he takes her hand

Sixty years of Saturday nights

still dancing in the kitchen

Jill Sharon Kimmelman

Where Home is Still

Our family

home

where we reside

where our hearts beat

where our blood melds

flowing inward

always

collective

together

The kindred ties that bind

some ties eventually loosen

our blood flows outward

onward

pooling beyond a great wall

miles long

decades wide

a chasm

apart

Time

occasionally an ally

erodes the great wall

a day long coming

familial blood flows

inward, again

where our hearts beat

where our hearts are

where home is, still

Rob Spina

Two short movie reviews

 

On The Discreet Charm of the Bourgeoisie

Drug dealers and warlord-emissaries,
With a gardener-priest thrown in,
Turn round about on the line of the empty horizon

On Gilliam's Brazil

From the necrophilia
of seductive non-identity
to the search for papers
flowing round Tuttle's head like a mummy's wrappings

Ken Hay hopes  these poems might inspire other people to do their own ‘poetic reviews’ of movies and the like.

Half a cup of coffee

I fill a half cup of coffee up with water -

Realizing I am diluting it;

Into the microwave - heated soon - for quick consumption -

The same with life as you get older:

Substance or quantity?

With quickly passing radiated days...

The orbit of your heart

I always felt that your heart was surrounded by a circumstellar disc of

pain;

and if only I could navigate (safely) through the torus of

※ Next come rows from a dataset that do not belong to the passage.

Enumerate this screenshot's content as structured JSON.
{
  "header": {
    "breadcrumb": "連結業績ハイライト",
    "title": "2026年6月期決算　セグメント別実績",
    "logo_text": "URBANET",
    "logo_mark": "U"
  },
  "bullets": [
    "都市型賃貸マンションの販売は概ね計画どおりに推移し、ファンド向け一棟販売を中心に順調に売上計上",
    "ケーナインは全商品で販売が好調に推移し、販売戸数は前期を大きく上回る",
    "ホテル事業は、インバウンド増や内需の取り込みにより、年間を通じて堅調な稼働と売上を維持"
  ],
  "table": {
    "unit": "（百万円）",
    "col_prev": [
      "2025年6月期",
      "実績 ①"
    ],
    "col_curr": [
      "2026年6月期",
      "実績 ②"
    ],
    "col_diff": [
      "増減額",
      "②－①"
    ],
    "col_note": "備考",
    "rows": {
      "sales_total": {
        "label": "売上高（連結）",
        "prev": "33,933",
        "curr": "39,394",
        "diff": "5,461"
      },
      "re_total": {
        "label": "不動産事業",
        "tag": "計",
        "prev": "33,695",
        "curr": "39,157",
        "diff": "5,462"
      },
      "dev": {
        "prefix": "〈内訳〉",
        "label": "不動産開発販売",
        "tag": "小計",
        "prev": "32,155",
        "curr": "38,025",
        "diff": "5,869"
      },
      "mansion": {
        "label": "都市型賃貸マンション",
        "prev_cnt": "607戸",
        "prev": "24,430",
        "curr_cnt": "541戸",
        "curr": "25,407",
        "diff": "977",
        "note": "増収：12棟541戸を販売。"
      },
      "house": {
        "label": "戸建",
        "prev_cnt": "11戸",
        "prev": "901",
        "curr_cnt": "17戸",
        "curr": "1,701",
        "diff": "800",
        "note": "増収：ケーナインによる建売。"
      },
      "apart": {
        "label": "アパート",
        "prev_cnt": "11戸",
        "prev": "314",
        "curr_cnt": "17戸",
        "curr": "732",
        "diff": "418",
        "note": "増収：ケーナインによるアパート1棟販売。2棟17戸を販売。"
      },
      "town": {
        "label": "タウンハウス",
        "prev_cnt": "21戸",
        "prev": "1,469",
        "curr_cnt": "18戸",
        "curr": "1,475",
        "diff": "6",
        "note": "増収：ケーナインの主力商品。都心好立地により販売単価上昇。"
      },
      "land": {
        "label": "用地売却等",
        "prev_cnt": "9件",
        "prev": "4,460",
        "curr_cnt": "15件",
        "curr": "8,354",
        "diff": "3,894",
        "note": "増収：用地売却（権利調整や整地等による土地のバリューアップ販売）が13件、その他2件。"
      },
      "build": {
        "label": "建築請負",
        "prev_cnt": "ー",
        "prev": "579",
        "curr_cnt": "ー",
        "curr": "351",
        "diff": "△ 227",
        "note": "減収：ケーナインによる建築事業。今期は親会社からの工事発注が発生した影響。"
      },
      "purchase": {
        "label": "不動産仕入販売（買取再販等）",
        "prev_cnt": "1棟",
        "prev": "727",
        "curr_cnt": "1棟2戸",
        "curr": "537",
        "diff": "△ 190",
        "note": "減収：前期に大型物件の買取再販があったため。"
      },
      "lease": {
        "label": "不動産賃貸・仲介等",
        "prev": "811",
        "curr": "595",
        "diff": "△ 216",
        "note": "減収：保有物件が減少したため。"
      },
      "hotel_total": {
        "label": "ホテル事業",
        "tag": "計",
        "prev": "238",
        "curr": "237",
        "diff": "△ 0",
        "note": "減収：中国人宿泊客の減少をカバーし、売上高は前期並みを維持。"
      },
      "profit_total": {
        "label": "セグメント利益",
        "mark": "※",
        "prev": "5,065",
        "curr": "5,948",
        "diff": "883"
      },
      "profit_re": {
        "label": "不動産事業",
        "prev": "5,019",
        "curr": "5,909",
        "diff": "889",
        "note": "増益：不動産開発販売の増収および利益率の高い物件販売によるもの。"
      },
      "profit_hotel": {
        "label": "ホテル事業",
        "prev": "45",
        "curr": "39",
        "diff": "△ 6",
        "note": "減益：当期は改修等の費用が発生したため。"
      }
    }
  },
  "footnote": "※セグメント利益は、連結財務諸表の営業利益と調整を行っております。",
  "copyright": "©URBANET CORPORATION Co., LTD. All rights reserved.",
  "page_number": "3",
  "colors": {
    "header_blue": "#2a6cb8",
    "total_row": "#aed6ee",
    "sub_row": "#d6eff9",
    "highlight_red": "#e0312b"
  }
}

disappointment

 

the hypotrochoid of loves roulette could be won with the

 

coplanarity

 

of my heart.

Jon Nakapalau